Friday, July 23, 2004

Sea Shells (The Twins)

Some of the happiest memories of my childhood in South Africa involve the ocean. It’s a very different kind of ocean to that found here in the Pacific Northwest, or over on the northeastern seaboard of the United States, and I miss it often.

One of my favorite things to do at the ocean was, and is, to study tide pools. When I was six years old, in Cape Town, I would collect shells and put every one to my ear, wondering how the ocean got inside. It was a cruel trick my parents played on me, putting into my head the idea that the ocean was inside those shells. When I was 7, after we moved to Toronto, I would sit in our living room and listen to the shells. I would also spend ages staring at the dried baby lobster, trapped deep inside a piece of coral my parents had brought with us.

Now I can’t remember what it felt like to walk on those beaches anymore, and I know well enough that the ocean can’t be found in a seashell – it’s an empty promise. The seashell holds only the notion of something so deep and rich as the ocean; the king’s new clothes -- it only manages to feign beauty and trick the naive.

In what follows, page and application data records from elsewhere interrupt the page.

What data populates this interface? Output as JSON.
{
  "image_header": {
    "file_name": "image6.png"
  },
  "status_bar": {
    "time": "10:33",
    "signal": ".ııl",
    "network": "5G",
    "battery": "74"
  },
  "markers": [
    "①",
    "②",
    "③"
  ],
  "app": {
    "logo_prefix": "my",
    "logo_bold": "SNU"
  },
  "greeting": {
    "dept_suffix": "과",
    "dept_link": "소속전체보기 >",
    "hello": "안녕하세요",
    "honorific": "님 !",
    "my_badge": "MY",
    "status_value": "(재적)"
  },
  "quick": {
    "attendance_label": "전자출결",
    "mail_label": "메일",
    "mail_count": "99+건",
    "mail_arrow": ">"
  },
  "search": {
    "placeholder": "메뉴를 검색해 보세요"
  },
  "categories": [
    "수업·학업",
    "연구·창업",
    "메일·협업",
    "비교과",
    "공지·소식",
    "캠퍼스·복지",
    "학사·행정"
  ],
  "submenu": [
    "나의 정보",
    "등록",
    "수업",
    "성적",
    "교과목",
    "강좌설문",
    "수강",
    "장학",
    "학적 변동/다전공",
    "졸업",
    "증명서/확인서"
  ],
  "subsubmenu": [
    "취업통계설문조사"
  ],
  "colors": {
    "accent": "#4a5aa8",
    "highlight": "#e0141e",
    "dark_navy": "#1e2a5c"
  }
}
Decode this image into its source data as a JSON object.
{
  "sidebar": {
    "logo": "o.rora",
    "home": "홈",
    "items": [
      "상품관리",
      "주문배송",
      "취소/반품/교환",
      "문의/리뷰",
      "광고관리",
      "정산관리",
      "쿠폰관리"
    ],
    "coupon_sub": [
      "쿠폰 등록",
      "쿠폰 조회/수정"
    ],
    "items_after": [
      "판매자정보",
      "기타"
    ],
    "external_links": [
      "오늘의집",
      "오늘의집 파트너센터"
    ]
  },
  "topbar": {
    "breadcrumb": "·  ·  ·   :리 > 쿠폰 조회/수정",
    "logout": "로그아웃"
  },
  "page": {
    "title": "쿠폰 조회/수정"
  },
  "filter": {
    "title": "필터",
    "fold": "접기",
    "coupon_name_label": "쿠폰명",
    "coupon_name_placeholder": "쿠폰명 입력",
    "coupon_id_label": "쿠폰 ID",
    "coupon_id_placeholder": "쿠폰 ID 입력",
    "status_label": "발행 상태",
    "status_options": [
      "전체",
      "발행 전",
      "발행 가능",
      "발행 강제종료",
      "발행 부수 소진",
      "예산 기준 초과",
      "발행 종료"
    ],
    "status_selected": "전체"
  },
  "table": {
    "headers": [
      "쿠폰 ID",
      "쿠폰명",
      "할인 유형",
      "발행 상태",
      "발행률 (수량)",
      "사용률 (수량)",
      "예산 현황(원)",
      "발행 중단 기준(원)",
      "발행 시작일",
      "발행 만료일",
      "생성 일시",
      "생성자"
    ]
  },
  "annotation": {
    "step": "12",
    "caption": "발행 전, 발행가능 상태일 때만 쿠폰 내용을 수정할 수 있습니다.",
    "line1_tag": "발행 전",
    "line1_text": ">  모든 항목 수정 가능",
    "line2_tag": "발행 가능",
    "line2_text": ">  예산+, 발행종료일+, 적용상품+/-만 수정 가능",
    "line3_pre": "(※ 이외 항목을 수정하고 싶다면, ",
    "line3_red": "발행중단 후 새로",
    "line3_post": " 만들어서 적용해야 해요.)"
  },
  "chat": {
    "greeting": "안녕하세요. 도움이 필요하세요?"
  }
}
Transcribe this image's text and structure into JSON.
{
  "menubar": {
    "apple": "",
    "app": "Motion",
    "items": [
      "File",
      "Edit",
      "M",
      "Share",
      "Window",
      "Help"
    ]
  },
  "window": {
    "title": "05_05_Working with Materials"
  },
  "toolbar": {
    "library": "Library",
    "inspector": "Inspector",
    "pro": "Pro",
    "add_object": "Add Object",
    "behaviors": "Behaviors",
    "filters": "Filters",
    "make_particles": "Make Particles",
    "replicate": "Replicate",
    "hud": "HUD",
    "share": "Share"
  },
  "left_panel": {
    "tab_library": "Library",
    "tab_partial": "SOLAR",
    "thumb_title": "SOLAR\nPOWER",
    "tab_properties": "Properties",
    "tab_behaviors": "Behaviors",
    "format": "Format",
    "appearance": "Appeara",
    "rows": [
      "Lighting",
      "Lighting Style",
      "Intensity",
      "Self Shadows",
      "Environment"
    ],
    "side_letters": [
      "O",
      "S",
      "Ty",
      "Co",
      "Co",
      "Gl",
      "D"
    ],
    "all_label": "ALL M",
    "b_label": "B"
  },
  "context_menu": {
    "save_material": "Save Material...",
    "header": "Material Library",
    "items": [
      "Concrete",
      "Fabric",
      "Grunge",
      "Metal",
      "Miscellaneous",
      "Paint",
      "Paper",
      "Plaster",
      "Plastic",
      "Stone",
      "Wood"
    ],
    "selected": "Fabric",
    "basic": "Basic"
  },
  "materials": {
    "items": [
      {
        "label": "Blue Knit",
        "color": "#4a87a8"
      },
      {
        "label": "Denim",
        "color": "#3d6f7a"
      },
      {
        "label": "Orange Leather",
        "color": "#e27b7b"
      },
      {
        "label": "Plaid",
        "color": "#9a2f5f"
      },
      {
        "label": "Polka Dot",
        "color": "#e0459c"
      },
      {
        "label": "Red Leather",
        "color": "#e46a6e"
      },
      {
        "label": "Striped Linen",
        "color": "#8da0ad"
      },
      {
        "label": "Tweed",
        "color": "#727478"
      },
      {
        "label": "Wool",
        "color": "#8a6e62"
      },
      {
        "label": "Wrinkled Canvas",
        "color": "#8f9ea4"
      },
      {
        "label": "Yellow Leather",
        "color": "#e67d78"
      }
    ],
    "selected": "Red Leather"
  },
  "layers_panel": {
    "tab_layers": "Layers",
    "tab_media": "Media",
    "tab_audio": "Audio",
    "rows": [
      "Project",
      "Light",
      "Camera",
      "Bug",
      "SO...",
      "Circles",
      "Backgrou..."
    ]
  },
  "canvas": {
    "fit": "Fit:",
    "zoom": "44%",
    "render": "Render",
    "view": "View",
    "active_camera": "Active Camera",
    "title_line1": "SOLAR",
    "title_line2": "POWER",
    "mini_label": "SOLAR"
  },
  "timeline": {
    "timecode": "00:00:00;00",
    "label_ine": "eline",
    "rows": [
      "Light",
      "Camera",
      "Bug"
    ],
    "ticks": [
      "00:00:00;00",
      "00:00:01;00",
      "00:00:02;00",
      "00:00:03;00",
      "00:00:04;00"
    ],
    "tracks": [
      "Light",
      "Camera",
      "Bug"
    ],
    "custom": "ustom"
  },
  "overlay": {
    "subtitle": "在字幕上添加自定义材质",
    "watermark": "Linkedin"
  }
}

It’s funny how some people can try so hard to be something they are not. If you close your eyes and listen, you can hear the sound of the waves, you can feel the water in the wind, and you can almost taste the salt. Open your eyes again, and you see only the dried coral and the dead lobster – and you know, if you were to scrape that lobster out of the coral, it would be nothing but orange dust.